Governor Tom Wolf / Flickr

As Pittsburgh continues to wait and see how bad the expected weekend storm will be, Gov. Tom Wolf has declared a state of emergency for Pennsylvania.

Quinn Dombrowski / Flickr

The weather outside may not be frightful, but it likely will be at some point in the coming months.
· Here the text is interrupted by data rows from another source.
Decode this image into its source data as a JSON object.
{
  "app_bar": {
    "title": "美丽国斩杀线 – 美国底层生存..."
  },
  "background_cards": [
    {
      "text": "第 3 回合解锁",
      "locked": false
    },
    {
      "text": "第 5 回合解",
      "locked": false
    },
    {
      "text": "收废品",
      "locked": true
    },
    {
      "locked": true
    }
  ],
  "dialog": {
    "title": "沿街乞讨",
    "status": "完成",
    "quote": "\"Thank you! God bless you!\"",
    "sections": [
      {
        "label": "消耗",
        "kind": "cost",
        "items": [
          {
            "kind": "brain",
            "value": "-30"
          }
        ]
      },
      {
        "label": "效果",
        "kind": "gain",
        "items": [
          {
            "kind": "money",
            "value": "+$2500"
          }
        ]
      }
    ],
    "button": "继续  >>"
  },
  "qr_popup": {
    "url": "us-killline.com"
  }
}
The winter has been off to a very slow start in Pennsylvania, but state officials are still reminding residents to be prepared in case of extreme weather.

Officials with the Pennsylvania Emergency Management Agency are urging people be sure they have basic necessities on hand.

“Things that many people don’t think about," Director Richard Finn said.

Beyond food, water and warm clothing, Finn suggested phone and computer chargers compatible with car cigarette lighters.

County, state and federal teams will finish conducting damage assessments Friday afternoon after flash floods and severe weather plagued the Pittsburgh region.

Alvin Henderson, chief of Allegheny County Emergency Services, said he and his teams are trying to restore a sense of normalcy.

“We’re working as quickly as we can to try to collect this data so we can find out what forms of assistance we’re hopefully going to be able to receive,” he said.

Assessment teams first visited areas hardest hit by the flooding.

Russ Lyod / 90.5 WESA

By mid morning Wednesday, the snow had moved out of the Pittsburgh region and most of the city’s streets were treated.  Pittsburgh Public Works crews used 62 trucks overnight and into the morning to clear the blanket of heavy wet snow.   

Public Works Director Rob Kaczorowski reminded city residents to be careful when they start to clean their cars, sidewalks and drive ways and asks that home owners not just to drop the snow anywhere.